▸ **Task directions**
Every line containing the word "Request" must be pulled from the records.

◆ ◆ ◆ ◆ ◆ ◆ ◆

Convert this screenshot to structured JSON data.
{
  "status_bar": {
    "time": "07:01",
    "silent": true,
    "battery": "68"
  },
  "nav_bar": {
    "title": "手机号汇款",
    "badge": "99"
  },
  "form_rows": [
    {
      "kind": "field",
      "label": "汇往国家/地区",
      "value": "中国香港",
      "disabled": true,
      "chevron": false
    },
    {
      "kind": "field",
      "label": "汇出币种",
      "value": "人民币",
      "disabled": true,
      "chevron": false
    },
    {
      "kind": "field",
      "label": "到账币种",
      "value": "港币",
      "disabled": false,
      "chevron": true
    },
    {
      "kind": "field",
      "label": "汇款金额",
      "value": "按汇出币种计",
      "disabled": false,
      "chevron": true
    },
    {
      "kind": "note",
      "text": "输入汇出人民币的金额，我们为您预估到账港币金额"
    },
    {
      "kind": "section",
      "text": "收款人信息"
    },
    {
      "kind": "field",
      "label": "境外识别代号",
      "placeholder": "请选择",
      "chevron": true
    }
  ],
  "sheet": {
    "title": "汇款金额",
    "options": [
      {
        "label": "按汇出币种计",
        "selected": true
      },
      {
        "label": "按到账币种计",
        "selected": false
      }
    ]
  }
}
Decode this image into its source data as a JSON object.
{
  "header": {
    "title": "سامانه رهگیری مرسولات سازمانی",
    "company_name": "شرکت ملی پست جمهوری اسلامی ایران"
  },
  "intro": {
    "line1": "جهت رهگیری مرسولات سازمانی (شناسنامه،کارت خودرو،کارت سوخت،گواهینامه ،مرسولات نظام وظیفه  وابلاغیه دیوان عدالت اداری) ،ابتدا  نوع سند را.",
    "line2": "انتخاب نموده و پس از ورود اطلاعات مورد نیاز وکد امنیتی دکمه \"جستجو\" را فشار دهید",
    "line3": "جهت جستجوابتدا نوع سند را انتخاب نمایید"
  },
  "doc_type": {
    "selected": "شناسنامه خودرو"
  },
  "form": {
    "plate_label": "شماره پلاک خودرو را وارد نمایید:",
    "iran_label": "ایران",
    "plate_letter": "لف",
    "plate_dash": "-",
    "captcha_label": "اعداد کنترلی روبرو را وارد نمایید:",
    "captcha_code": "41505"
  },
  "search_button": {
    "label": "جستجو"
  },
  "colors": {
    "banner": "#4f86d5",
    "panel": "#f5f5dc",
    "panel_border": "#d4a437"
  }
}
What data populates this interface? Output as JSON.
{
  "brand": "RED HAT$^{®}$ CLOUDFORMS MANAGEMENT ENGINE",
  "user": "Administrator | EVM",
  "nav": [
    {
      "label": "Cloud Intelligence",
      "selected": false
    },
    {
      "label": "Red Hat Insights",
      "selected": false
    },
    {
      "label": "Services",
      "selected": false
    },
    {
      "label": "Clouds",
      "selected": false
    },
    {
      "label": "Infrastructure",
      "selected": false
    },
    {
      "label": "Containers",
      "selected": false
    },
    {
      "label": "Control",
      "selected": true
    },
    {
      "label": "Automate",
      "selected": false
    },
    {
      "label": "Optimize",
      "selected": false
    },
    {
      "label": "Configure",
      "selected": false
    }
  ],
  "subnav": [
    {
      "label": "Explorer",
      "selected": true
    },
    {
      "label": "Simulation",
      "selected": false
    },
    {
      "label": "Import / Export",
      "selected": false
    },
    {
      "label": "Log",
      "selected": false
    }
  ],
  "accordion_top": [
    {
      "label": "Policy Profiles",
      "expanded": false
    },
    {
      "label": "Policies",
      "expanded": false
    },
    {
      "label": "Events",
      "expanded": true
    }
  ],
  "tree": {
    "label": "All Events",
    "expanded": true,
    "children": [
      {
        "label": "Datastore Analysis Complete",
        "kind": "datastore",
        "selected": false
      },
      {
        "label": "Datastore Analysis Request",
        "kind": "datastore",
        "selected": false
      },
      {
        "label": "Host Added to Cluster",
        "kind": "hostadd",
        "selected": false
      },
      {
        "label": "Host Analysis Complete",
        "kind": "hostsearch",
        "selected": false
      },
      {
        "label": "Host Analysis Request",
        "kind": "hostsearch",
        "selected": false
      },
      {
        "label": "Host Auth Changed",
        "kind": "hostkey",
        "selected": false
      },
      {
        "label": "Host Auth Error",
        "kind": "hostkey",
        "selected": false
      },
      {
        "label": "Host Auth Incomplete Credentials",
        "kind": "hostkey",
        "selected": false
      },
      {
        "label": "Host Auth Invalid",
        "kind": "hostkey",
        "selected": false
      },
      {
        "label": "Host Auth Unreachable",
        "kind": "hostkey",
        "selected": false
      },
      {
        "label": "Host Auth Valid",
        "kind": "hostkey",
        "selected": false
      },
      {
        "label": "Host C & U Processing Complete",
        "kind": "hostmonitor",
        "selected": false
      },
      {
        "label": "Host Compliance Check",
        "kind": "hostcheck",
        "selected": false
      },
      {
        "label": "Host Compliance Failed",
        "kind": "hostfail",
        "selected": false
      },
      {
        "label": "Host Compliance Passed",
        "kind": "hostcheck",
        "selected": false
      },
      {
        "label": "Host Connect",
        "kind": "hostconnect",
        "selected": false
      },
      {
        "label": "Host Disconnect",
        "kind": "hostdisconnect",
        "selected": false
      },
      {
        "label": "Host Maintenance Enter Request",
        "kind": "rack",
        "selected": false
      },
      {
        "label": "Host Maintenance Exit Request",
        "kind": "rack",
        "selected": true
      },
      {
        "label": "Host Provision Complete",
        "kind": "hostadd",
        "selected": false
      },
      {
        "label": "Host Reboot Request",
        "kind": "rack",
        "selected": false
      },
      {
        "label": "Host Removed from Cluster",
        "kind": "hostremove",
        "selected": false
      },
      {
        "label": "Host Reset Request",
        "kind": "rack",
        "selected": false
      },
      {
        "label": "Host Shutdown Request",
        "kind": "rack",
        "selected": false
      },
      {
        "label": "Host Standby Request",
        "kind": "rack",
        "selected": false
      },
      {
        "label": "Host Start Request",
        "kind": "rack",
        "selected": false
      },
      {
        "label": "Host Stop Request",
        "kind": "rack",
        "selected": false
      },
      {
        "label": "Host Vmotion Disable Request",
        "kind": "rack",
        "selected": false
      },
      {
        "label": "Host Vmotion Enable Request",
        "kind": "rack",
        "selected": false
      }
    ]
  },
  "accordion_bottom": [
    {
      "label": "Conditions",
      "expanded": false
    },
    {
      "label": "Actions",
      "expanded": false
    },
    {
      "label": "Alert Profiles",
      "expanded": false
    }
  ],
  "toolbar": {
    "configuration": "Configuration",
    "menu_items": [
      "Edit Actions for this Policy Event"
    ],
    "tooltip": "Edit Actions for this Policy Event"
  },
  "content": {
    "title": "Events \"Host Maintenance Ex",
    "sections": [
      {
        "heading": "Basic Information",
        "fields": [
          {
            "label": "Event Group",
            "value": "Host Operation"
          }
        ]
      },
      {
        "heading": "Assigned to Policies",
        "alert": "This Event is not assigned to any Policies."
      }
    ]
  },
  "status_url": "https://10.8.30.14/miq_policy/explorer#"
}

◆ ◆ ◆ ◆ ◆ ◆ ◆

▸ **Response to this task**
        "label": "Datastore Analysis Request",
        "label": "Host Analysis Request",
        "label": "Host Maintenance Enter Request",
        "label": "Host Maintenance Exit Request",
        "label": "Host Reboot Request",
        "label": "Host Reset Request",
        "label": "Host Shutdown Request",
        "label": "Host Standby Request",
        "label": "Host Start Request",
        "label": "Host Stop Request",
        "label": "Host Vmotion Disable Request",
        "label": "Host Vmotion Enable Request",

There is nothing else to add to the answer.